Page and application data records
Start of Block
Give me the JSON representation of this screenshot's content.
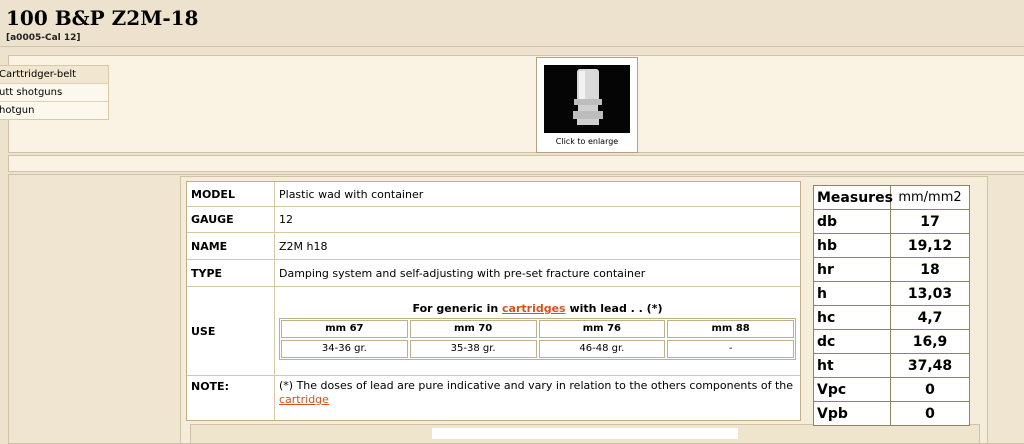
{
  "header": {
    "title": "100 B&P Z2M-18",
    "code": "[a0005-Cal 12]"
  },
  "sidebar": {
    "items": [
      {
        "label": "Carttridger-belt"
      },
      {
        "label": "utt shotguns"
      },
      {
        "label": "hotgun"
      }
    ]
  },
  "thumbnail": {
    "caption": "Click to enlarge"
  },
  "info": {
    "model_label": "MODEL",
    "model_value": "Plastic wad with container",
    "gauge_label": "GAUGE",
    "gauge_value": "12",
    "name_label": "NAME",
    "name_value": "Z2M h18",
    "type_label": "TYPE",
    "type_value": "Damping system and self-adjusting with pre-set fracture container",
    "use_label": "USE",
    "use_heading_pre": "For generic in",
    "use_heading_link": "cartridges",
    "use_heading_post": "with lead . . (*)",
    "use_columns": [
      "mm 67",
      "mm 70",
      "mm 76",
      "mm 88"
    ],
    "use_values": [
      "34-36 gr.",
      "35-38 gr.",
      "46-48 gr.",
      "-"
    ],
    "note_label": "NOTE:",
    "note_text": "(*) The doses of lead are pure indicative and vary in relation to the others components of the",
    "note_link": "cartridge"
  },
  "measures": {
    "header_label": "Measures",
    "header_unit": "mm/mm2",
    "rows": [
      {
        "label": "db",
        "value": "17"
      },
      {
        "label": "hb",
        "value": "19,12"
      },
      {
        "label": "hr",
        "value": "18"
      },
      {
        "label": "h",
        "value": "13,03"
      },
      {
        "label": "hc",
        "value": "4,7"
      },
      {
        "label": "dc",
        "value": "16,9"
      },
      {
        "label": "ht",
        "value": "37,48"
      },
      {
        "label": "Vpc",
        "value": "0"
      },
      {
        "label": "Vpb",
        "value": "0"
      }
    ]
  }
}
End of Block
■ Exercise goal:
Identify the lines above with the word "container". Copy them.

■ Answer section:
    "model_value": "Plastic wad with container",
    "type_value": "Damping system and self-adjusting with pre-set fracture container",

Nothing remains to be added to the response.